As you walk into the audiotorium of the Piccadilly Theatre the bright pink words of “Dirty Dancing” are shone on stage; sitting in the corner is a record player and then the voice over begins: “It was the summer of 1963, when everybody called me Baby and it didn’t occur to me to mind. It was before President Kennedy got shot, before The Beatles came, when I couldn’t wait to join the Peace Corps and I thought I’d never find a guy as great as my dad. That was the summer we went
to Kellerman’s”. Then the audiotorium light up as soon as the live orchestra (that sounded sublime when they had a chance to perform) started playing the first beats of Be my Baby.
Dirty Dancing has an interesting set design that mixes traditional set elements with a revolving floor and a versatile L.E.D screen. The opening dance routine brings to life everything the film stood for – individuality, sexy and sensual choreography and heart. The costumes are beautiful and colourful and true to the period of the 1960s (I was slightly disappointed the gift shop didn’t sell a Kellerman’s t-shirt!)
Now you need to know that this production is not a musical in the traditional sense. Yes, music is played and a few songs sung, but for the main part, it’s accurate to the film, even including the famous dance training montage. But you don’t get Johnny Castle or Baby suddenly bursting into song like in other musicals – this is no Mamma Mia! It’s more about the experience of watching a film, live in front of you. Not on a small 19” TV or on a big multiplex cinema screen, but living breathing and able to touch – which is what theatre is about (although the latter part would get you thrown out of the auditorium, even though everyone in the audience wanted to touch Johnny!). It’s about watching your fantasy come to life in front of you – you want to be the one who carries the watermelon – you’re the one who cheers when the immortal line about corners and baby is uttered and you’re the one who swoons when Johnny and Baby end their story with a kiss!
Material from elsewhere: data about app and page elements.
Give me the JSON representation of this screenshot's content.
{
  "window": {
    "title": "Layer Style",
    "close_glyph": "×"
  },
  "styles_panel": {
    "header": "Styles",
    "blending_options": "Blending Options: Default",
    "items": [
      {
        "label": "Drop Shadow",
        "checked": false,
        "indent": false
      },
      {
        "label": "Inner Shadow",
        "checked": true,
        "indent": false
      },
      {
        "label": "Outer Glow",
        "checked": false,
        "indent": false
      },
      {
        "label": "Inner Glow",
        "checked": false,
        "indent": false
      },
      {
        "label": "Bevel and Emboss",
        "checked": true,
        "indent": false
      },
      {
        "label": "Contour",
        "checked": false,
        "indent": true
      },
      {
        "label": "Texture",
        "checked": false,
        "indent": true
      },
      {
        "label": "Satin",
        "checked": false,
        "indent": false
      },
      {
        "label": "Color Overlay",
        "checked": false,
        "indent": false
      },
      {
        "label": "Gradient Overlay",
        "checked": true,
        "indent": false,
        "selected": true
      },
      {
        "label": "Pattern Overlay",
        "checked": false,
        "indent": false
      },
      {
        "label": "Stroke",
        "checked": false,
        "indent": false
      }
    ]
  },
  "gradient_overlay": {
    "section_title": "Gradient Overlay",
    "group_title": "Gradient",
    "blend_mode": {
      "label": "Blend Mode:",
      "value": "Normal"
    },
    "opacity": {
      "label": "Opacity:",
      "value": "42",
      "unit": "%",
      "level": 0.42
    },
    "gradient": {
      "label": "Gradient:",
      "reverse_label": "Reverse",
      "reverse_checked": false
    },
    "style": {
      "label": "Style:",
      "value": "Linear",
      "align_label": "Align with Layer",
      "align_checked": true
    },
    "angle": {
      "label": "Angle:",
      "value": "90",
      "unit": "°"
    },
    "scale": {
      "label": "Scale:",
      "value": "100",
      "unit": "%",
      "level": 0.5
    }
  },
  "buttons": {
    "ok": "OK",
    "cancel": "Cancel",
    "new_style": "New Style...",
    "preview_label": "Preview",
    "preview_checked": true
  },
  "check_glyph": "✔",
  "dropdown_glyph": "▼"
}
Paul-Michael Jones is usually Johnny Castle but on the night I saw the production we had his understudy, a very tasty Gareth Bailey, who played the bad boy Johnny to perfection and wowed the audience alongside RADA trained Jill Winternitz as Frances ‘Baby’ Houseman, who delivers a very strong performance that compliments Bailey’s Johnny perfectly.
The famous dance scenes was achieved with great skill and the dancing from both was beautiful to watch from the training scenes up to Time of your life and the famous lift.
Other cast members add great touches to the show with such stand out perfomances as Charlotte Gooch (Top Hat) as Penny in a nothing short of a perfect portrayal; elegant lines and precision in her dancing and emotionally in touch with her characters story arc and boy can that girl high kick! As Billy, Wayne Smith brings lots of joviality to the production, a warm and cheeky portrayal and boy does the show really take to new levels when he gets his chance to shine as a vocalist – gaining the biggest round of applause on the night for his rendition of In the Still of the Night. Emilia Williams makes her West End debut as Baby’s sister Lisa Houseman and adds a touch of humour “singing” Hula Hana.
It has a cast that’s full of energy to carry the performance from start to finish and if you’re a fan of the film you’ll leave feeling elated. I think even if you’re not such a massive fan you’ll leave thinking it wasn’t 2 hours of your life that you won’t get back, you will, as the song goes…have the time of your life!
For tickets see online or from the Box Office.
31 Great Windmill Street
London W1D 7LP